Ah, friendship. We read a heartwarming story about a man who donated a kidney to his best friend, after losing 50 pounds so he'd be in shape for the procedure.

Unfortunately, the AP reporter convering the story used a sound-alike word for "wattle," that jiggly flesh that hangs below the neck of people of a certain age and girth.
Dressed in activewear and running sneakers at Barnes-Jewish Hospital in St. Louis the day before the transplant surgery, Moore was down to 200 pounds from 250, and said he conquered both the "turkey waddle under his neck" and his former "man boobs."

Still, it is amusing to think of a turkey waddling beneath someone's chin. That would have to tickle.

Creating Editing in Government

Michael V. sends this along from the New York Times. It's about limiting the ability of a governor to modify a bill by crossing out words--or even parts of words--to change the meaning of the legislation:

"Seventy-one percent of voters favored a referendum that read to outsiders like some indecipherable grammar lesson, barring the governor from creating “a new sentence by combining parts of two or more sentences.”

They have fought (and laughed) over this before. Voters limited the veto once before, in 1990, rejecting what critics then called the “Vanna White veto,” allowing a governor to cross out letters inside words to make whole new words.

With the letter-flipping practice banned, critics, led by Republican legislators, this time re-named their target the “Frankenstein veto,” focusing on the governor’s ability to merge whole sentences through deletions, and thus, they said, cobble together weird bits of provisions to create whatever monster one cared to.
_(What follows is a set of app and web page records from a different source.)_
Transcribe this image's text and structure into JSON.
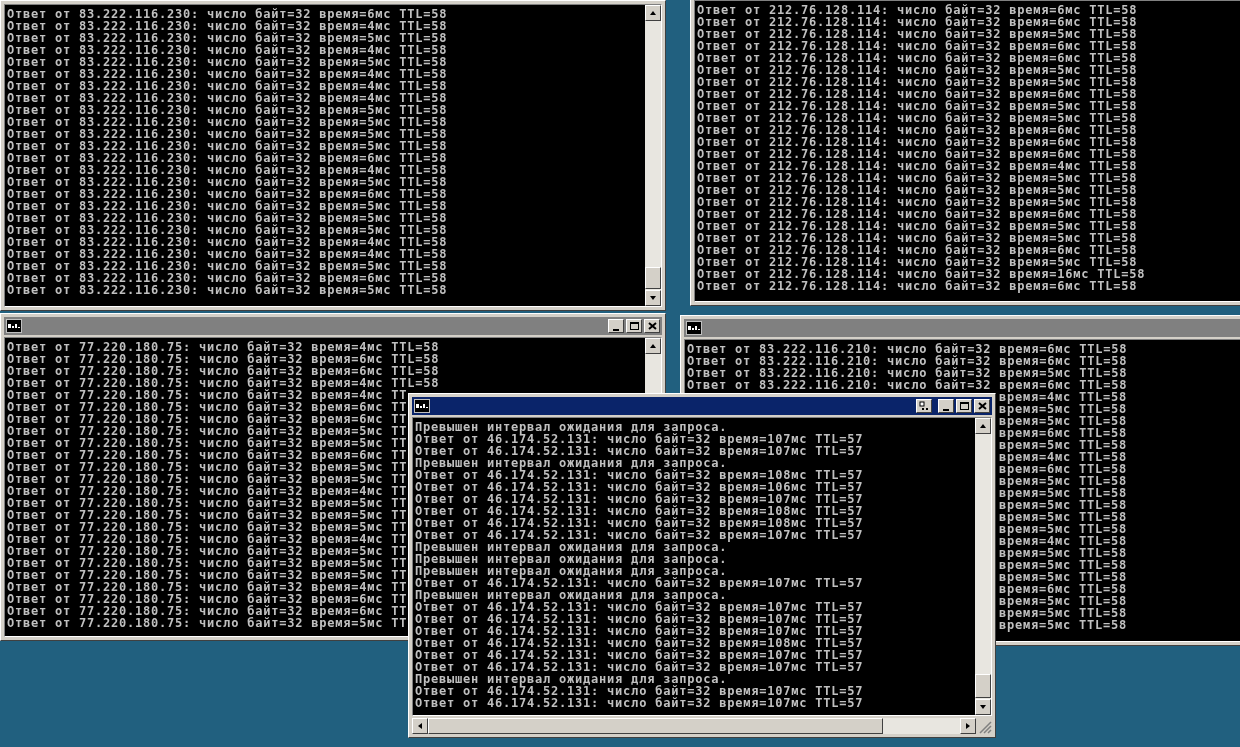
{
  "windows": [
    {
      "lines": [
        "Ответ от 83.222.116.230: число байт=32 время=6мс TTL=58",
        "Ответ от 83.222.116.230: число байт=32 время=4мс TTL=58",
        "Ответ от 83.222.116.230: число байт=32 время=5мс TTL=58",
        "Ответ от 83.222.116.230: число байт=32 время=4мс TTL=58",
        "Ответ от 83.222.116.230: число байт=32 время=5мс TTL=58",
        "Ответ от 83.222.116.230: число байт=32 время=4мс TTL=58",
        "Ответ от 83.222.116.230: число байт=32 время=4мс TTL=58",
        "Ответ от 83.222.116.230: число байт=32 время=4мс TTL=58",
        "Ответ от 83.222.116.230: число байт=32 время=5мс TTL=58",
        "Ответ от 83.222.116.230: число байт=32 время=5мс TTL=58",
        "Ответ от 83.222.116.230: число байт=32 время=5мс TTL=58",
        "Ответ от 83.222.116.230: число байт=32 время=5мс TTL=58",
        "Ответ от 83.222.116.230: число байт=32 время=6мс TTL=58",
        "Ответ от 83.222.116.230: число байт=32 время=4мс TTL=58",
        "Ответ от 83.222.116.230: число байт=32 время=5мс TTL=58",
        "Ответ от 83.222.116.230: число байт=32 время=6мс TTL=58",
        "Ответ от 83.222.116.230: число байт=32 время=5мс TTL=58",
        "Ответ от 83.222.116.230: число байт=32 время=5мс TTL=58",
        "Ответ от 83.222.116.230: число байт=32 время=5мс TTL=58",
        "Ответ от 83.222.116.230: число байт=32 время=4мс TTL=58",
        "Ответ от 83.222.116.230: число байт=32 время=4мс TTL=58",
        "Ответ от 83.222.116.230: число байт=32 время=5мс TTL=58",
        "Ответ от 83.222.116.230: число байт=32 время=6мс TTL=58",
        "Ответ от 83.222.116.230: число байт=32 время=5мс TTL=58"
      ]
    },
    {
      "lines": [
        "Ответ от 212.76.128.114: число байт=32 время=6мс TTL=58",
        "Ответ от 212.76.128.114: число байт=32 время=6мс TTL=58",
        "Ответ от 212.76.128.114: число байт=32 время=5мс TTL=58",
        "Ответ от 212.76.128.114: число байт=32 время=6мс TTL=58",
        "Ответ от 212.76.128.114: число байт=32 время=6мс TTL=58",
        "Ответ от 212.76.128.114: число байт=32 время=5мс TTL=58",
        "Ответ от 212.76.128.114: число байт=32 время=5мс TTL=58",
        "Ответ от 212.76.128.114: число байт=32 время=6мс TTL=58",
        "Ответ от 212.76.128.114: число байт=32 время=5мс TTL=58",
        "Ответ от 212.76.128.114: число байт=32 время=5мс TTL=58",
        "Ответ от 212.76.128.114: число байт=32 время=6мс TTL=58",
        "Ответ от 212.76.128.114: число байт=32 время=6мс TTL=58",
        "Ответ от 212.76.128.114: число байт=32 время=6мс TTL=58",
        "Ответ от 212.76.128.114: число байт=32 время=4мс TTL=58",
        "Ответ от 212.76.128.114: число байт=32 время=5мс TTL=58",
        "Ответ от 212.76.128.114: число байт=32 время=5мс TTL=58",
        "Ответ от 212.76.128.114: число байт=32 время=5мс TTL=58",
        "Ответ от 212.76.128.114: число байт=32 время=6мс TTL=58",
        "Ответ от 212.76.128.114: число байт=32 время=5мс TTL=58",
        "Ответ от 212.76.128.114: число байт=32 время=5мс TTL=58",
        "Ответ от 212.76.128.114: число байт=32 время=6мс TTL=58",
        "Ответ от 212.76.128.114: число байт=32 время=5мс TTL=58",
        "Ответ от 212.76.128.114: число байт=32 время=16мс TTL=58",
        "Ответ от 212.76.128.114: число байт=32 время=6мс TTL=58"
      ]
    },
    {
      "title_bar": {
        "active": false
      },
      "lines": [
        "Ответ от 77.220.180.75: число байт=32 время=4мс TTL=58",
        "Ответ от 77.220.180.75: число байт=32 время=6мс TTL=58",
        "Ответ от 77.220.180.75: число байт=32 время=6мс TTL=58",
        "Ответ от 77.220.180.75: число байт=32 время=4мс TTL=58",
        "Ответ от 77.220.180.75: число байт=32 время=4мс TT",
        "Ответ от 77.220.180.75: число байт=32 время=6мс TT",
        "Ответ от 77.220.180.75: число байт=32 время=6мс TT",
        "Ответ от 77.220.180.75: число байт=32 время=5мс TT",
        "Ответ от 77.220.180.75: число байт=32 время=5мс TT",
        "Ответ от 77.220.180.75: число байт=32 время=6мс TT",
        "Ответ от 77.220.180.75: число байт=32 время=5мс TT",
        "Ответ от 77.220.180.75: число байт=32 время=5мс TT",
        "Ответ от 77.220.180.75: число байт=32 время=4мс TT",
        "Ответ от 77.220.180.75: число байт=32 время=5мс TT",
        "Ответ от 77.220.180.75: число байт=32 время=5мс TT",
        "Ответ от 77.220.180.75: число байт=32 время=5мс TT",
        "Ответ от 77.220.180.75: число байт=32 время=4мс TT",
        "Ответ от 77.220.180.75: число байт=32 время=5мс TT",
        "Ответ от 77.220.180.75: число байт=32 время=5мс TT",
        "Ответ от 77.220.180.75: число байт=32 время=5мс TT",
        "Ответ от 77.220.180.75: число байт=32 время=4мс TT",
        "Ответ от 77.220.180.75: число байт=32 время=6мс TT",
        "Ответ от 77.220.180.75: число байт=32 время=6мс TT",
        "Ответ от 77.220.180.75: число байт=32 время=5мс TT"
      ]
    },
    {
      "title_bar": {
        "active": false
      },
      "lines": [
        {
          "kind": "full",
          "text": "Ответ от 83.222.116.210: число байт=32 время=6мс TTL=58"
        },
        {
          "kind": "full",
          "text": "Ответ от 83.222.116.210: число байт=32 время=6мс TTL=58"
        },
        {
          "kind": "full",
          "text": "Ответ от 83.222.116.210: число байт=32 время=5мс TTL=58"
        },
        {
          "kind": "full",
          "text": "Ответ от 83.222.116.210: число байт=32 время=6мс TTL=58"
        },
        {
          "kind": "tail",
          "text": "время=4мс TTL=58"
        },
        {
          "kind": "tail",
          "text": "время=5мс TTL=58"
        },
        {
          "kind": "tail",
          "text": "время=5мс TTL=58"
        },
        {
          "kind": "tail",
          "text": "время=6мс TTL=58"
        },
        {
          "kind": "tail",
          "text": "время=5мс TTL=58"
        },
        {
          "kind": "tail",
          "text": "время=4мс TTL=58"
        },
        {
          "kind": "tail",
          "text": "время=6мс TTL=58"
        },
        {
          "kind": "tail",
          "text": "время=5мс TTL=58"
        },
        {
          "kind": "tail",
          "text": "время=5мс TTL=58"
        },
        {
          "kind": "tail",
          "text": "время=5мс TTL=58"
        },
        {
          "kind": "tail",
          "text": "время=5мс TTL=58"
        },
        {
          "kind": "tail",
          "text": "время=5мс TTL=58"
        },
        {
          "kind": "tail",
          "text": "время=4мс TTL=58"
        },
        {
          "kind": "tail",
          "text": "время=5мс TTL=58"
        },
        {
          "kind": "tail",
          "text": "время=5мс TTL=58"
        },
        {
          "kind": "tail",
          "text": "время=5мс TTL=58"
        },
        {
          "kind": "tail",
          "text": "время=6мс TTL=58"
        },
        {
          "kind": "tail",
          "text": "время=5мс TTL=58"
        },
        {
          "kind": "tail",
          "text": "время=5мс TTL=58"
        },
        {
          "kind": "tail",
          "text": "время=5мс TTL=58"
        }
      ]
    },
    {
      "title_bar": {
        "active": true
      },
      "lines": [
        "Превышен интервал ожидания для запроса.",
        "Ответ от 46.174.52.131: число байт=32 время=107мс TTL=57",
        "Ответ от 46.174.52.131: число байт=32 время=107мс TTL=57",
        "Превышен интервал ожидания для запроса.",
        "Ответ от 46.174.52.131: число байт=32 время=108мс TTL=57",
        "Ответ от 46.174.52.131: число байт=32 время=106мс TTL=57",
        "Ответ от 46.174.52.131: число байт=32 время=107мс TTL=57",
        "Ответ от 46.174.52.131: число байт=32 время=108мс TTL=57",
        "Ответ от 46.174.52.131: число байт=32 время=108мс TTL=57",
        "Ответ от 46.174.52.131: число байт=32 время=107мс TTL=57",
        "Превышен интервал ожидания для запроса.",
        "Превышен интервал ожидания для запроса.",
        "Превышен интервал ожидания для запроса.",
        "Ответ от 46.174.52.131: число байт=32 время=107мс TTL=57",
        "Превышен интервал ожидания для запроса.",
        "Ответ от 46.174.52.131: число байт=32 время=107мс TTL=57",
        "Ответ от 46.174.52.131: число байт=32 время=107мс TTL=57",
        "Ответ от 46.174.52.131: число байт=32 время=107мс TTL=57",
        "Ответ от 46.174.52.131: число байт=32 время=108мс TTL=57",
        "Ответ от 46.174.52.131: число байт=32 время=107мс TTL=57",
        "Ответ от 46.174.52.131: число байт=32 время=107мс TTL=57",
        "Превышен интервал ожидания для запроса.",
        "Ответ от 46.174.52.131: число байт=32 время=107мс TTL=57",
        "Ответ от 46.174.52.131: число байт=32 время=107мс TTL=57"
      ]
    }
  ]
}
Read the whole story, if you'd like to. It's creative editing, in its Frankenstein-esque glory. Think of the other applications of this... that memo from your boss? Edit it to say what you want to hear. The prenuptial agreement you signed with your sixth husband? You can make it better...

Wednesday, April 02, 2008

A 'grave' Error

Chicago Tribune columnist Mary Smich, who wrote the famous "sunscreen" essay for college graduates, has another good one today, about the missing apostrophe in a statue outside Wrigley Field.

The 7-foot statue of Ernie Banks says "LETS PLAY TWO."

Many of the people Smich interviewed had no idea what was wrong with the inscription, though more than 80 percent of the people who've taken the survey view that apostrophe as "essential."

We take heart in that, at least.